■ **WHAT YOU NEED TO DO**
Please report every line in the entries that contains the string "text".

(Collection entries)
★ ★ ★ ★ ★
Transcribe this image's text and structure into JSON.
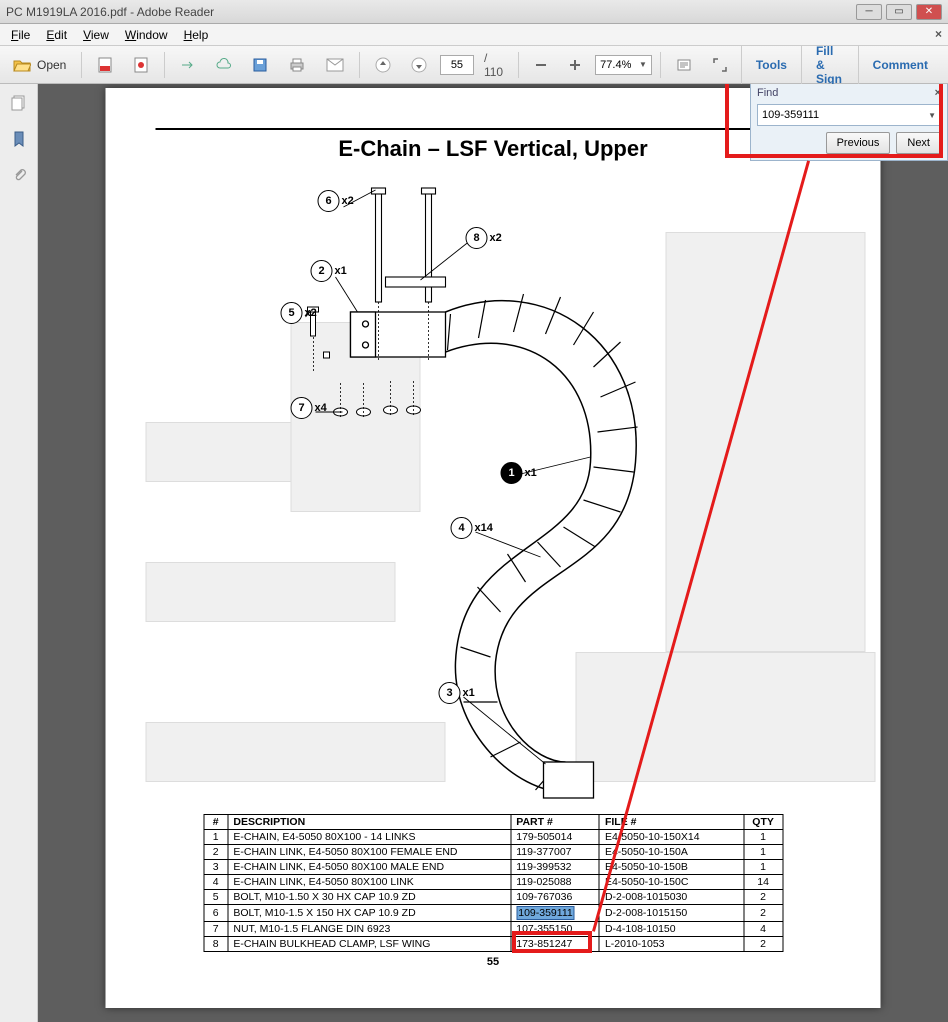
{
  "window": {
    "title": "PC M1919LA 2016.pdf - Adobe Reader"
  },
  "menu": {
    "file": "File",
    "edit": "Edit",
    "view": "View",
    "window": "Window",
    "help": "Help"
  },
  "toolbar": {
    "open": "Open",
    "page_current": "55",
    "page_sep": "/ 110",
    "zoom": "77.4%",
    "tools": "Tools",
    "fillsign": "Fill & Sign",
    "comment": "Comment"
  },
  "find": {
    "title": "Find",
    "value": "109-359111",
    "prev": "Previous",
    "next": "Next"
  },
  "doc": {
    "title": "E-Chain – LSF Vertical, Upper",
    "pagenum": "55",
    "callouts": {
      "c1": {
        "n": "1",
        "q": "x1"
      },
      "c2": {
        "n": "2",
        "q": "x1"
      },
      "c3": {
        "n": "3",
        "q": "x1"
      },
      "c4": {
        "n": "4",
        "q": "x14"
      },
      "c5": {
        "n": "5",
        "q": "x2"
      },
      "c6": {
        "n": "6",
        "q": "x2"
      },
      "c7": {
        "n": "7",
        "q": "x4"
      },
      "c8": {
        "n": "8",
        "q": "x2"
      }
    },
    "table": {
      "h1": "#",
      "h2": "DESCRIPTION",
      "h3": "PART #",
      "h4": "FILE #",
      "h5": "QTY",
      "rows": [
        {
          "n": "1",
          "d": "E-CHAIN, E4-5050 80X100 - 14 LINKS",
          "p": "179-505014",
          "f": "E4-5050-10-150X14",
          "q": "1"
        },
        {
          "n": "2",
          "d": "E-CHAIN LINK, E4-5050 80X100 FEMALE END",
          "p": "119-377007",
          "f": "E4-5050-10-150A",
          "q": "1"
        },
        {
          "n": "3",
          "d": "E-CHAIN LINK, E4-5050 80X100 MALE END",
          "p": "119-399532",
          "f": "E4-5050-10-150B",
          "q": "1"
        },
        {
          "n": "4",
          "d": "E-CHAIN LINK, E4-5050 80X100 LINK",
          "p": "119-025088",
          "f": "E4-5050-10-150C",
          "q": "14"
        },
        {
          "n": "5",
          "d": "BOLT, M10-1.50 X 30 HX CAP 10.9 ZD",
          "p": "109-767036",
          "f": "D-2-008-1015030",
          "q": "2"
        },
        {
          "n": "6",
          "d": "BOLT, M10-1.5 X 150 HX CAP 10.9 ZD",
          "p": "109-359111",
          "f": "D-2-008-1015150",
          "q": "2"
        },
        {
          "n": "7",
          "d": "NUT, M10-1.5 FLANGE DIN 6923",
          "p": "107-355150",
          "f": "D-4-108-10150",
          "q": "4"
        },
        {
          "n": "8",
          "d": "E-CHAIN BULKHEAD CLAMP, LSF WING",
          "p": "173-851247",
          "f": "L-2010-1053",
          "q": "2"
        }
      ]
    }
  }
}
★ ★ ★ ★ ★
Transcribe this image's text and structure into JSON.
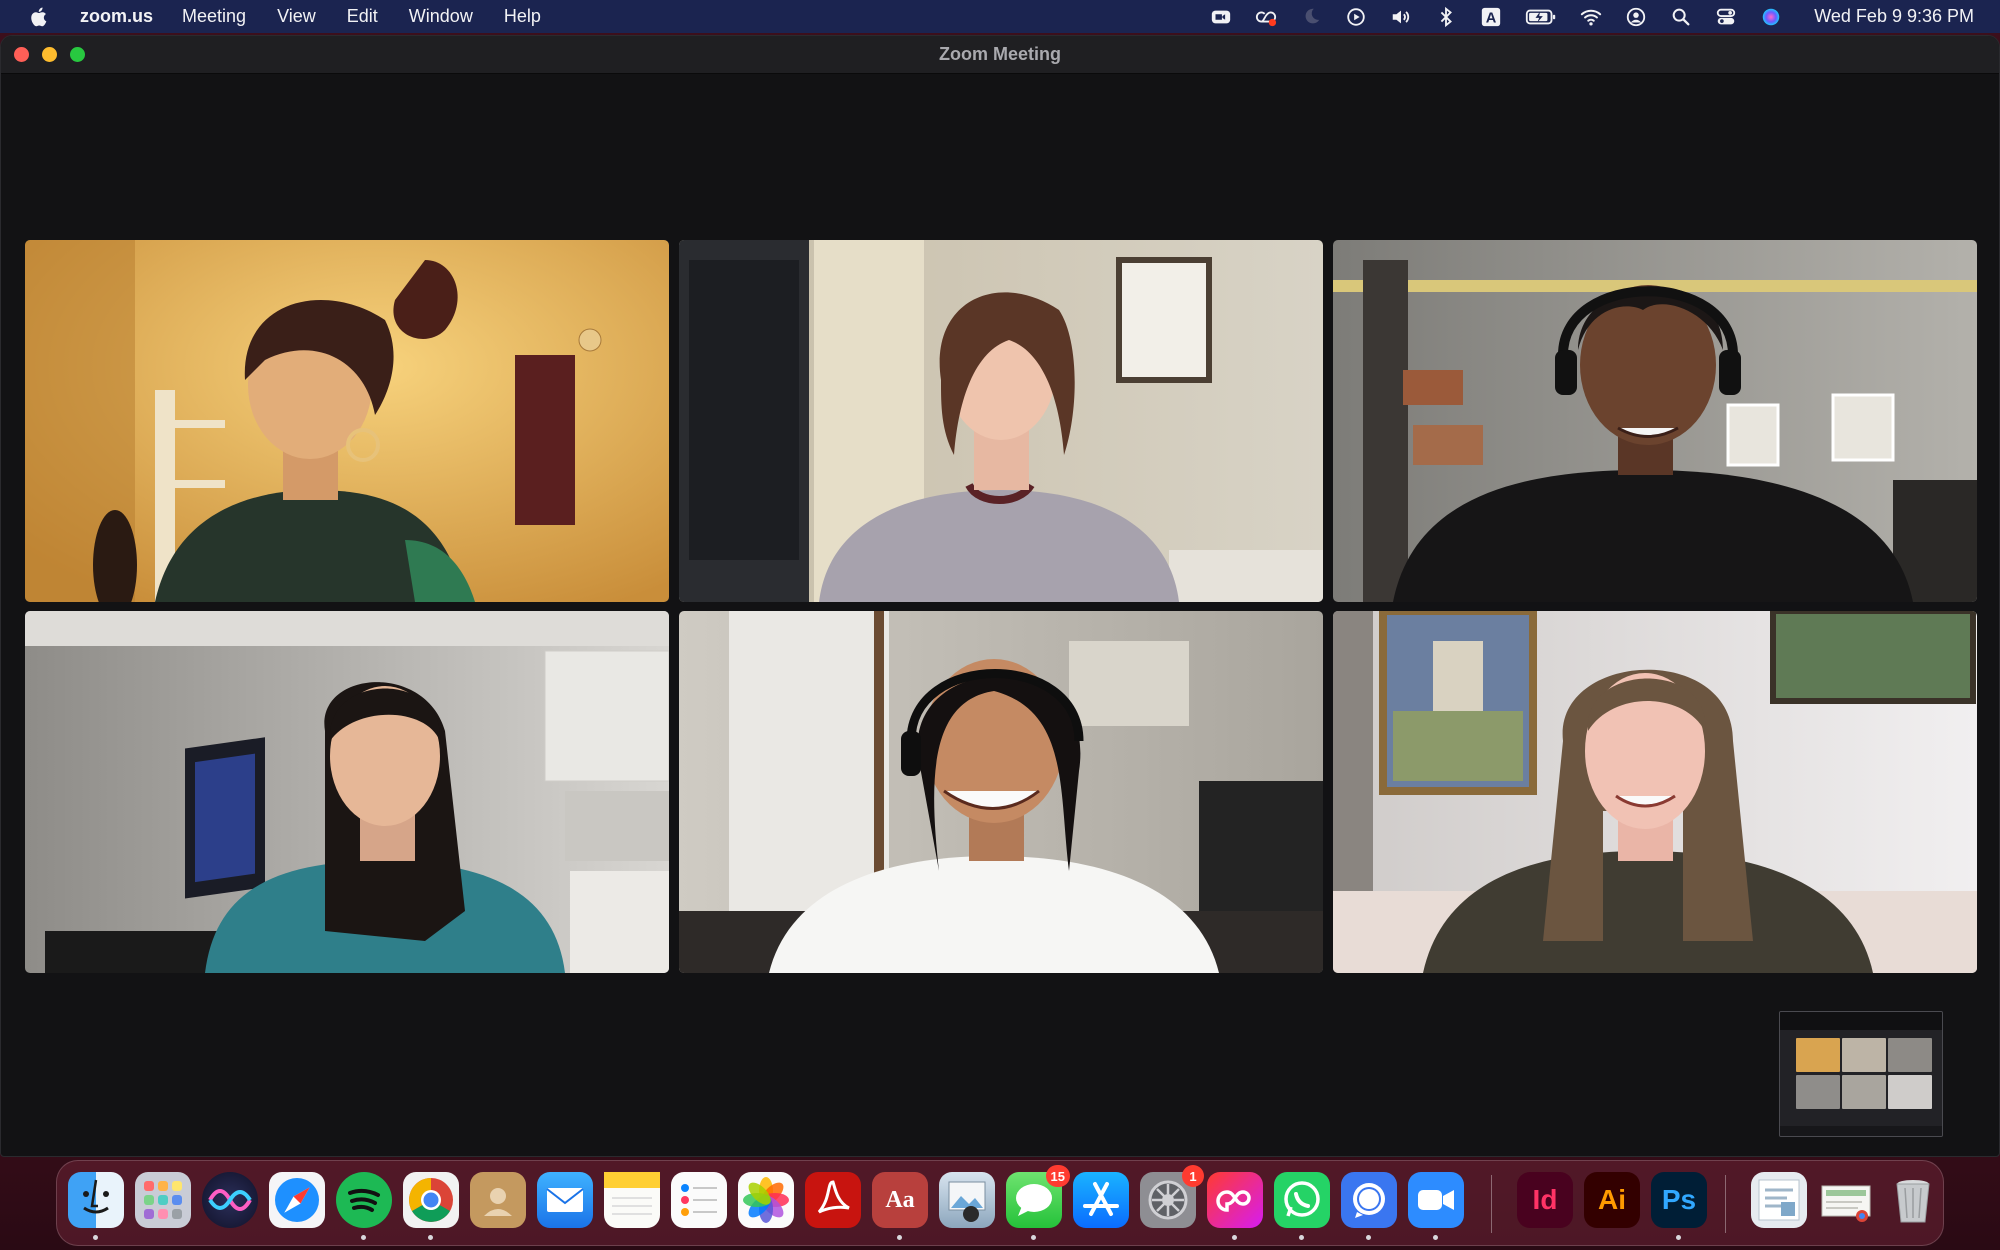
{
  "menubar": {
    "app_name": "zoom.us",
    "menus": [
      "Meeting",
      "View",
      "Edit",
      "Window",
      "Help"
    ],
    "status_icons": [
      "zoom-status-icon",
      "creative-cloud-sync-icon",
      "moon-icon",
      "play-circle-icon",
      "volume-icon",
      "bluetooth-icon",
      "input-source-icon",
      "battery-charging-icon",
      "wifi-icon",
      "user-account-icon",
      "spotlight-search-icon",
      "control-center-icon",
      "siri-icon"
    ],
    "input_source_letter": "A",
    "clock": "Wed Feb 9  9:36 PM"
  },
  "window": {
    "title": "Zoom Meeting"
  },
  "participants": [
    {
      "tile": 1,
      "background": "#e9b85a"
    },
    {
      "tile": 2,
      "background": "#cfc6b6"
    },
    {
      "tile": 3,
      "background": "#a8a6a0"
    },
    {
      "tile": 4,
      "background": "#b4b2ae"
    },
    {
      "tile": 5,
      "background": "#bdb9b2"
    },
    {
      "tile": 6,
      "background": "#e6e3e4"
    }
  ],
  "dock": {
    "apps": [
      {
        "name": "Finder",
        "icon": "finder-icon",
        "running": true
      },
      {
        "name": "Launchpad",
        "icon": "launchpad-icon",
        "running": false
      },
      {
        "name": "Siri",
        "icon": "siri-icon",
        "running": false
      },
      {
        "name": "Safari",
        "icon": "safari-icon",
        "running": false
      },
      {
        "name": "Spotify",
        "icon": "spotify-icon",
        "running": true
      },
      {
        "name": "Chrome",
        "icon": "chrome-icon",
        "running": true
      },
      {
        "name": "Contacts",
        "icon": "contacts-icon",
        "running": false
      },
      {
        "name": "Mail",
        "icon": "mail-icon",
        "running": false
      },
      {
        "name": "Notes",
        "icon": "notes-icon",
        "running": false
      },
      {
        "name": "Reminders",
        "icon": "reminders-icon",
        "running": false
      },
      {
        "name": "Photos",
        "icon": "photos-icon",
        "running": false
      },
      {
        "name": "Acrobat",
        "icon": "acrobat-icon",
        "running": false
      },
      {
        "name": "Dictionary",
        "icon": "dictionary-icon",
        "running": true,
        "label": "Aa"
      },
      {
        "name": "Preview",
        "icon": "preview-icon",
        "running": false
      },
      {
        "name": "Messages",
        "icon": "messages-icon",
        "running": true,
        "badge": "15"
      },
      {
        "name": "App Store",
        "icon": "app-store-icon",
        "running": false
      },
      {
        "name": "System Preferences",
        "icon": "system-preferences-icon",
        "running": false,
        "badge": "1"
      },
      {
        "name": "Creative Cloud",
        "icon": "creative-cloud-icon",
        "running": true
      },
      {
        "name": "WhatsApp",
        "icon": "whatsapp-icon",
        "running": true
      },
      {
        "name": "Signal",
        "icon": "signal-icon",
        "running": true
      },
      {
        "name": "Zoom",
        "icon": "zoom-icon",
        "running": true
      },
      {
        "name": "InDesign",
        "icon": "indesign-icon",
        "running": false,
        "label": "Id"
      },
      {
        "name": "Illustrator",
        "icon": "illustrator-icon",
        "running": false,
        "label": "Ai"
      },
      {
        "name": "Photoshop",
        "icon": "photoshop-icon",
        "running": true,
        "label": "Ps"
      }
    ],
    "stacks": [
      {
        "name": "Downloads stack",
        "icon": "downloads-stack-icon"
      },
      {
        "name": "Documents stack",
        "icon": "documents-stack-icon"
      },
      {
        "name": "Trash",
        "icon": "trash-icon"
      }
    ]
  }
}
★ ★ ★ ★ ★
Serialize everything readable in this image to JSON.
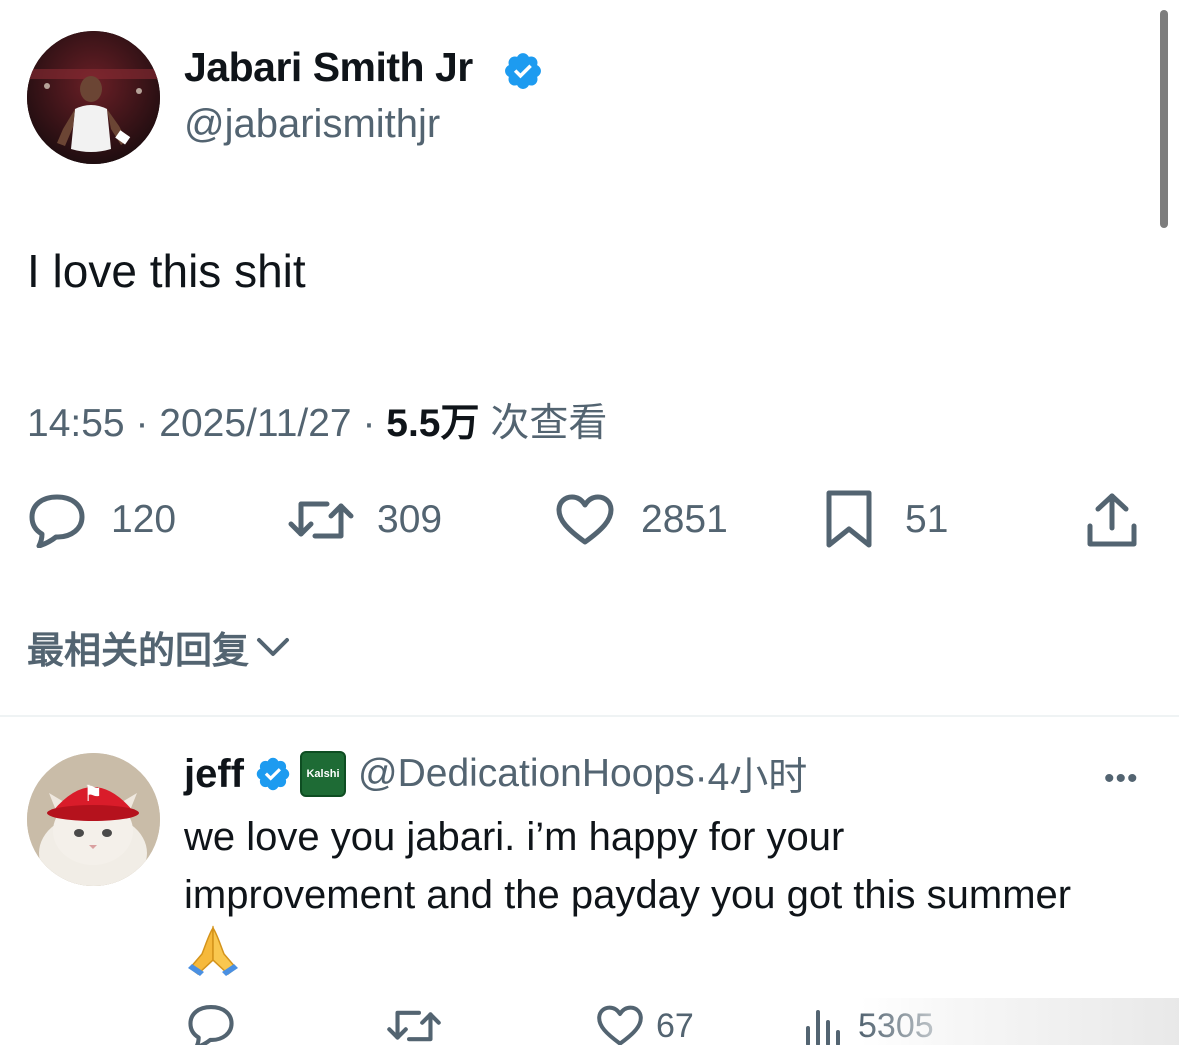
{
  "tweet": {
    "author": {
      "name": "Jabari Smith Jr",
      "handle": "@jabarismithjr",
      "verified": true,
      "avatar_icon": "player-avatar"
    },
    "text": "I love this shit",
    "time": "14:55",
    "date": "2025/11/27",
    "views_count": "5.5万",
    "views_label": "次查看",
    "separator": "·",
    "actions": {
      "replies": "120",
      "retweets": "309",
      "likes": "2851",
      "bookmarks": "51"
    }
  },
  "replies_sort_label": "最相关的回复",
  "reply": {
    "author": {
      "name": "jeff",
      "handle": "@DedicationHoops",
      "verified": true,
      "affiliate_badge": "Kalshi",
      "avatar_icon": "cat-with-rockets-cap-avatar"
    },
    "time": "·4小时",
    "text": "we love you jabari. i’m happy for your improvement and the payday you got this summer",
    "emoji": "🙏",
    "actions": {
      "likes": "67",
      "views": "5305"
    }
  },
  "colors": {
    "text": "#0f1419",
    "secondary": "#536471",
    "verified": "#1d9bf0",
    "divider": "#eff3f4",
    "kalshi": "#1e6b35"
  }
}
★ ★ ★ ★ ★
■ **SOLUTION FOR THIS EXERCISE**
Transcribe this image's text and structure into JSON.
Transcribe this image's text and structure into JSON.
    "text": "I love this shit",
    "text": "we love you jabari. i’m happy for your improvement and the payday you got this summer",
    "text": "#0f1419",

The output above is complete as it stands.